Among the entries below, find the lines that hold the word "County" and report them.
#### GIVEN RECORDS ####
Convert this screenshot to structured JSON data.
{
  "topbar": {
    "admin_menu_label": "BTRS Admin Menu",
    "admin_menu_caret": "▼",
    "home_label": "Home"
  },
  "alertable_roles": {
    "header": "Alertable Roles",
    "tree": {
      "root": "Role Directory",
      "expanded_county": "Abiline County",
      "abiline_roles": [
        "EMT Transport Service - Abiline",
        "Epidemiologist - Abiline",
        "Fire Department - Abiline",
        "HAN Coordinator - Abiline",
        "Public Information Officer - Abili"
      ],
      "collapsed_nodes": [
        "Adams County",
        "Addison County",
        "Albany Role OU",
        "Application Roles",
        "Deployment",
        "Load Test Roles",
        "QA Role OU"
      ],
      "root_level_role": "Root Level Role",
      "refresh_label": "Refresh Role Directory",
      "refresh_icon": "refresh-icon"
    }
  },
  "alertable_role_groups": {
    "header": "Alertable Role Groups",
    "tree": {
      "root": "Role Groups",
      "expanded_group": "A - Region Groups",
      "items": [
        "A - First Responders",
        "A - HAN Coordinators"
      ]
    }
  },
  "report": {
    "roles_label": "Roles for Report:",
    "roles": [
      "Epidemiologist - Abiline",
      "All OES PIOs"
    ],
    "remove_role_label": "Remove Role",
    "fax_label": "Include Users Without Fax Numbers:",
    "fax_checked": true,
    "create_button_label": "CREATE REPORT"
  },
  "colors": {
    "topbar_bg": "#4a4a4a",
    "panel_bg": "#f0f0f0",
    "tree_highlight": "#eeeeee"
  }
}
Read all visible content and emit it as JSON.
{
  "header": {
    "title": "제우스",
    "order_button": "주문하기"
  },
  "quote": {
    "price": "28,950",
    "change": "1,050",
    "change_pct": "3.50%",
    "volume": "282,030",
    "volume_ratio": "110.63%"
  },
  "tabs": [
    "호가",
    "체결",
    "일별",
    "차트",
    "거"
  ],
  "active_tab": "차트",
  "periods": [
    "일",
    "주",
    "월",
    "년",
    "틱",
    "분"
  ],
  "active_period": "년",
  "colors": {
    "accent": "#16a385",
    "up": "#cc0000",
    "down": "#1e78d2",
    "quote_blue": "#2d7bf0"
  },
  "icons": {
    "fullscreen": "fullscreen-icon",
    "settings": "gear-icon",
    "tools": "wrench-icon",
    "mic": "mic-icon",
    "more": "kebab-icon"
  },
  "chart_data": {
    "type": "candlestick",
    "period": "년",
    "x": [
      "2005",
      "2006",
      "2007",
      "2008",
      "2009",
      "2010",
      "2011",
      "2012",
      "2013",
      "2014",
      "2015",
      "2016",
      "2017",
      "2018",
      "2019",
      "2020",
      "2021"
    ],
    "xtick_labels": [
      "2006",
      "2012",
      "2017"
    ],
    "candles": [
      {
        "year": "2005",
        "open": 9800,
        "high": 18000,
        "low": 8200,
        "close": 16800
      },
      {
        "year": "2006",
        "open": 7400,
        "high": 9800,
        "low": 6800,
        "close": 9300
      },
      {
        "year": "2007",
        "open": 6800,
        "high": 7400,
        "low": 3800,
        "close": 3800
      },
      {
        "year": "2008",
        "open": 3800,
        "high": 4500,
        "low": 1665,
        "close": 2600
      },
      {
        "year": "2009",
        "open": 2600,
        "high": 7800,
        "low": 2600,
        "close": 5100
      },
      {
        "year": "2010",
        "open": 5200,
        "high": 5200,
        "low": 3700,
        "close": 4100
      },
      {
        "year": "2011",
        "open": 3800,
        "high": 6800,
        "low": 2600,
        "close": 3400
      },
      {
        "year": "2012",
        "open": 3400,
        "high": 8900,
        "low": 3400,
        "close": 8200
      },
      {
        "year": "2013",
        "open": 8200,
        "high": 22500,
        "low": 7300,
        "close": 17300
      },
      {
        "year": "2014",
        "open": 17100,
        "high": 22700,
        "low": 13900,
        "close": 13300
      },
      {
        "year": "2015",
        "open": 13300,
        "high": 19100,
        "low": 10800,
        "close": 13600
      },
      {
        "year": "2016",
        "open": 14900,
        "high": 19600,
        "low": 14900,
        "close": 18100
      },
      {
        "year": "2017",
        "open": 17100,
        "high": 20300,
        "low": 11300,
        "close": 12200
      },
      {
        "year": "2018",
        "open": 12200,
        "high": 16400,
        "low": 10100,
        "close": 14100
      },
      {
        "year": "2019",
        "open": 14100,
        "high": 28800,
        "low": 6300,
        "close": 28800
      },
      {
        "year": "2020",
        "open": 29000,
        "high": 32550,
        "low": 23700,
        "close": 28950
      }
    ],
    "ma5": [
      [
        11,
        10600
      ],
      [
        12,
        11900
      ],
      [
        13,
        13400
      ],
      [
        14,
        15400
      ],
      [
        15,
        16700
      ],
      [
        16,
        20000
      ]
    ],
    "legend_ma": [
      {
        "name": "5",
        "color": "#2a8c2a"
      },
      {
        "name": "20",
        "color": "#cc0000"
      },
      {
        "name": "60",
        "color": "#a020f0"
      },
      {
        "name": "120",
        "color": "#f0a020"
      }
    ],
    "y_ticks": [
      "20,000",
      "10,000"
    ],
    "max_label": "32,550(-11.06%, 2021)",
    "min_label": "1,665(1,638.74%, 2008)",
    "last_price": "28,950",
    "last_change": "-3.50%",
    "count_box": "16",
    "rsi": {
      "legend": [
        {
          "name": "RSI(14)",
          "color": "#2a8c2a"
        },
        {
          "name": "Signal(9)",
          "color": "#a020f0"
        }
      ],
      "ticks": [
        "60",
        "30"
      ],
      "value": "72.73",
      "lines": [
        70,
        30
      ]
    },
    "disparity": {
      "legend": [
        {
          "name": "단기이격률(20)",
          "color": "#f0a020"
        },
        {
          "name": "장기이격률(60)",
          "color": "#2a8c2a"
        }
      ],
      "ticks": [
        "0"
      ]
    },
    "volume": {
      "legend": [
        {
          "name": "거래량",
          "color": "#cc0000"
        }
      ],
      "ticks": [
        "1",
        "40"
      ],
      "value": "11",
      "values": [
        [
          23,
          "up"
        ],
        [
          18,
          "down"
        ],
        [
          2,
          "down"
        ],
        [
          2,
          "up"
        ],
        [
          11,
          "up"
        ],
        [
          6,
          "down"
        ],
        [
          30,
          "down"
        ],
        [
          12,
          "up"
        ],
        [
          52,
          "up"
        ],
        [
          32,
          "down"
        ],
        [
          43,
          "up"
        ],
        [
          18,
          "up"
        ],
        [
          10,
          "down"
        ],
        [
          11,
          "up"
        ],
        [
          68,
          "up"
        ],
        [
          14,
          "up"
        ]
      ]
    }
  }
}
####
> _PROBLEM SOLUTION_
      "expanded_county": "Abiline County",
        "Adams County",
        "Addison County",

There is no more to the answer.